"The next step is to understand how stress reduced this survival," says Peterson. "We want to determine if anti-depressant medications might be able to keep these vulnerable new neurons alive."

The work was supported by a grant from the National Institute on Aging at the National Institutes of Health.


Story Source:

The above story is based on materials provided by Society for Neuroscience. Note: Materials may be edited for content and length.


Cite This Page:

Society for Neuroscience. "The Day After A Stressful Event, Rats Lose Brain Cells." ScienceDaily. ScienceDaily, 15 March 2007. <www.sciencedaily.com/releases/2007/03/070314093335.htm>.
Society for Neuroscience. (2007, March 15). The Day After A Stressful Event, Rats Lose Brain Cells. ScienceDaily. Retrieved November 26, 2014 from www.sciencedaily.com/releases/2007/03/070314093335.htm
Society for Neuroscience. "The Day After A Stressful Event, Rats Lose Brain Cells." ScienceDaily. www.sciencedaily.com/releases/2007/03/070314093335.htm (accessed November 26, 2014).

Share This


More From ScienceDaily



More Plants & Animals News

Wednesday, November 26, 2014

Featured Research

from universities, journals, and other organizations


Featured Videos

from AP, Reuters, AFP, and other news services

Classic Hollywood Memorabilia Goes Under the Hammer

Classic Hollywood Memorabilia Goes Under the Hammer

Reuters - Entertainment Video Online (Nov. 26, 2014) The iconic piano from "Casablanca" and the Cowardly Lion suit from "The Wizard of Oz" fetch millions at auction. Sara Hemrajani reports. Video provided by Reuters
Powered by NewsLook.com
Pet Dogs to Be Used in Anti-Ageing Trial

Pet Dogs to Be Used in Anti-Ageing Trial

Reuters - Innovations Video Online (Nov. 26, 2014) Researchers in the United States are preparing to discover whether a drug commonly used in human organ transplants can extend the lifespan and health quality of pet dogs. Video provided by Reuters
Powered by NewsLook.com
From Popcorn To Vending Snacks: FDA Ups Calorie Count Rules

From Popcorn To Vending Snacks: FDA Ups Calorie Count Rules

Newsy (Nov. 25, 2014) The US FDA is announcing new calorie rules on Tuesday that will require everywhere from theaters to vending machines to include calorie counts. Video provided by Newsy
Powered by NewsLook.com
Feast Your Eyes: Lamb Chop Sent Into Space from UK

Feast Your Eyes: Lamb Chop Sent Into Space from UK

Reuters - Light News Video Online (Nov. 25, 2014) Take a stab at this -- stunt video shows a lamb chop's journey from an east London restaurant over 30 kilometers into space. Rough Cut (no reporter narration). Video provided by Reuters
Powered by NewsLook.com

Search ScienceDaily

Number of stories in archives: 140,361

Find with keyword(s):
Enter a keyword or phrase to search ScienceDaily for related topics and research stories.

Save/Print:
Share:

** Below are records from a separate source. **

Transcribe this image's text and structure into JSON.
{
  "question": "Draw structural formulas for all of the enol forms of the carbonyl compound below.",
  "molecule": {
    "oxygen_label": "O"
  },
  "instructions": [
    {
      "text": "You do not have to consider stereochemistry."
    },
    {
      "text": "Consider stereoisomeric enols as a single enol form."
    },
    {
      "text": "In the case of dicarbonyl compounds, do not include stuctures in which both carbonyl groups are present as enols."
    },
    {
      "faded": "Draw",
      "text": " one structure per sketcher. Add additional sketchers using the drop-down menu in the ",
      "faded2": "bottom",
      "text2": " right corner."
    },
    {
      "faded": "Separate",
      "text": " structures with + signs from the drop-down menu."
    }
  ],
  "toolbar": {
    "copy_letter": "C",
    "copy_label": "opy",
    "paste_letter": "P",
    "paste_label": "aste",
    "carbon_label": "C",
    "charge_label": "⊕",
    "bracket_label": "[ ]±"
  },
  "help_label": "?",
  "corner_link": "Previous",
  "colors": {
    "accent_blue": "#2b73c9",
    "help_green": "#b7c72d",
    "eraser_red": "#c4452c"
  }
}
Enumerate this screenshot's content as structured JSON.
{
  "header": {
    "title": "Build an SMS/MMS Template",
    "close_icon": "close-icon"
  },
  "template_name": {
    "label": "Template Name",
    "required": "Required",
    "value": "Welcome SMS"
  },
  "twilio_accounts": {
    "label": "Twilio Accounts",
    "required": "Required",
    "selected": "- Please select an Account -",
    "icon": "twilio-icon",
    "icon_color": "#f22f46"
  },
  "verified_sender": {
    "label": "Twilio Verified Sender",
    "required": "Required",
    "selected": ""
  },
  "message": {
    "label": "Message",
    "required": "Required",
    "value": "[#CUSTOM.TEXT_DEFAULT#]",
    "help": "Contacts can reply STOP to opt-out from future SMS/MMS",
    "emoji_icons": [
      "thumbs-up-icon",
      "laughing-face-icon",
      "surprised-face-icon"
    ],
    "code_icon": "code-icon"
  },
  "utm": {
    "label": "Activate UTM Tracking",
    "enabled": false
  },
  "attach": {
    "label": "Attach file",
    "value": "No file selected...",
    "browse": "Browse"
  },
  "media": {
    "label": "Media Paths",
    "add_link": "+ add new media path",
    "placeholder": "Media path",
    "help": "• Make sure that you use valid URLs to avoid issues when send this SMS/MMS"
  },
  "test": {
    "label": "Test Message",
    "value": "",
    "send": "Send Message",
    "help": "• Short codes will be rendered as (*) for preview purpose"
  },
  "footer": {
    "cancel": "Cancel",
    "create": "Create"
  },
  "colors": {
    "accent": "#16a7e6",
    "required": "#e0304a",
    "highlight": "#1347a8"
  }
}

Breaking News:

Strange & Offbeat Stories


Plants & Animals

Earth & Climate

Fossils & Ruins

In Other News

... from NewsDaily.com

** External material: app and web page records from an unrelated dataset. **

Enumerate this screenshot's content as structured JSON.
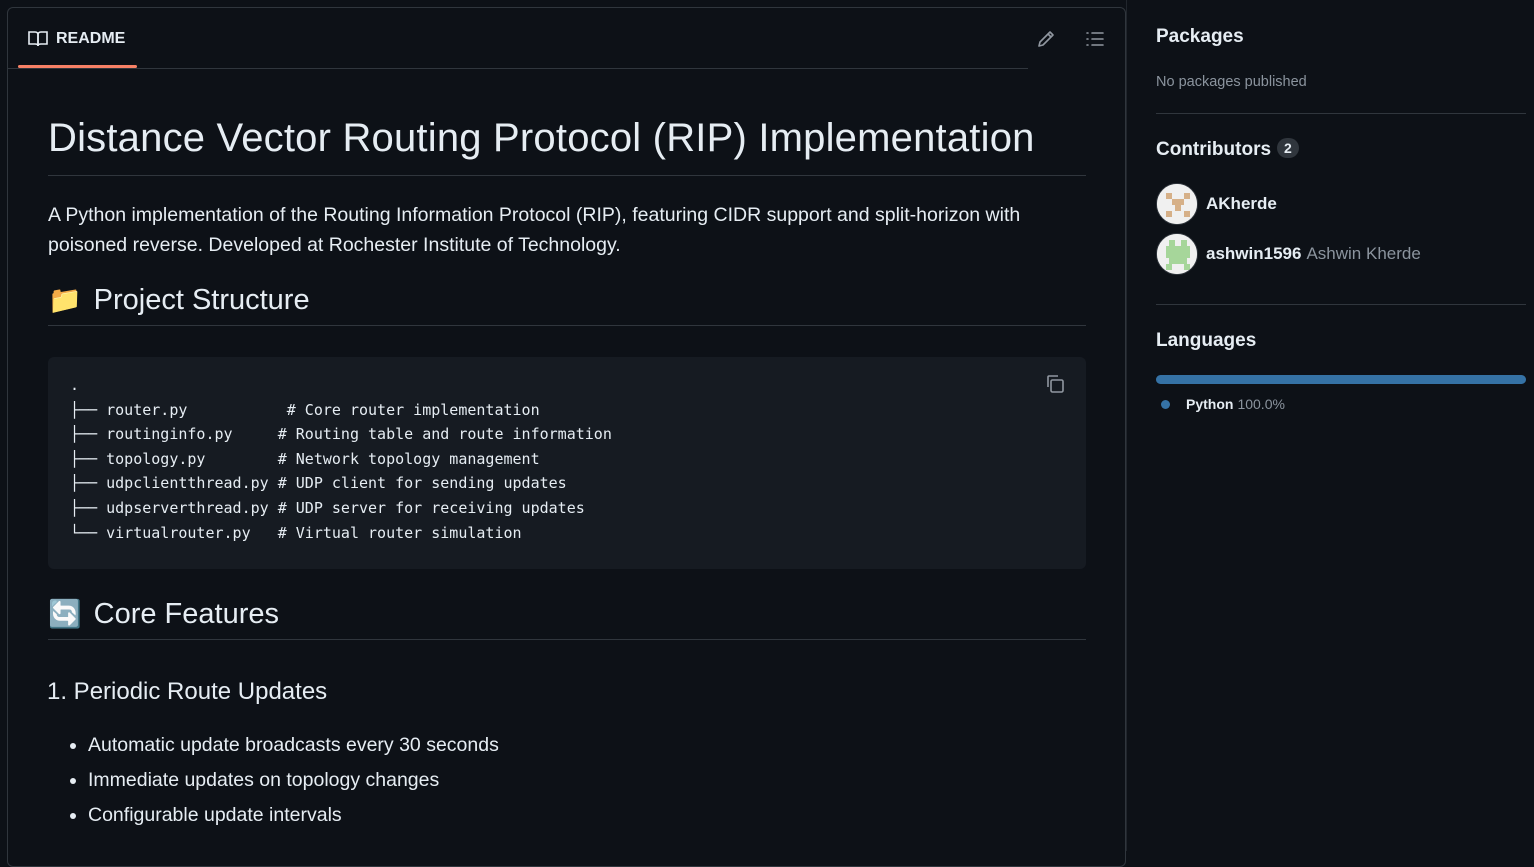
{
  "readme": {
    "tab_label": "README",
    "edit_icon": "pencil-icon",
    "outline_icon": "list-icon"
  },
  "content": {
    "title": "Distance Vector Routing Protocol (RIP) Implementation",
    "intro": "A Python implementation of the Routing Information Protocol (RIP), featuring CIDR support and split-horizon with poisoned reverse. Developed at Rochester Institute of Technology.",
    "project_structure": {
      "emoji": "📁",
      "heading": "Project Structure",
      "code_lines": [
        ".",
        "├── router.py           # Core router implementation",
        "├── routinginfo.py     # Routing table and route information",
        "├── topology.py        # Network topology management",
        "├── udpclientthread.py # UDP client for sending updates",
        "├── udpserverthread.py # UDP server for receiving updates",
        "└── virtualrouter.py   # Virtual router simulation"
      ],
      "copy_icon": "copy-icon"
    },
    "core_features": {
      "emoji": "🔄",
      "heading": "Core Features"
    },
    "periodic": {
      "heading": "1. Periodic Route Updates",
      "items": [
        "Automatic update broadcasts every 30 seconds",
        "Immediate updates on topology changes",
        "Configurable update intervals"
      ]
    }
  },
  "sidebar": {
    "packages": {
      "heading": "Packages",
      "empty_text": "No packages published"
    },
    "contributors": {
      "heading": "Contributors",
      "count": "2",
      "people": [
        {
          "login": "AKherde",
          "name": ""
        },
        {
          "login": "ashwin1596",
          "name": "Ashwin Kherde"
        }
      ]
    },
    "languages": {
      "heading": "Languages",
      "items": [
        {
          "name": "Python",
          "percent": "100.0%",
          "color": "#3572a5",
          "share": 1.0
        }
      ]
    }
  },
  "colors": {
    "accent_underline": "#f78166",
    "python": "#3572a5",
    "background": "#0d1117",
    "code_bg": "#161b22"
  }
}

Science News

Health News

Environment News

Technology News



Save/Print:
Share:

Free Subscriptions


Get the latest science news with ScienceDaily's free email newsletters, updated daily and weekly. Or view hourly updated newsfeeds in your RSS reader:

Get Social & Mobile


Keep up to date with the latest news from ScienceDaily via social networks and mobile apps:

Have Feedback?


Tell us what you think of ScienceDaily -- we welcome both positive and negative comments. Have any problems using the site? Questions?
Mobile: iPhone Android Web
Follow: Facebook Twitter Google+
Subscribe: RSS Feeds Email Newsletters
Latest Headlines Health & Medicine Mind & Brain Space & Time Matter & Energy Computers & Math Plants & Animals Earth & Climate Fossils & Ruins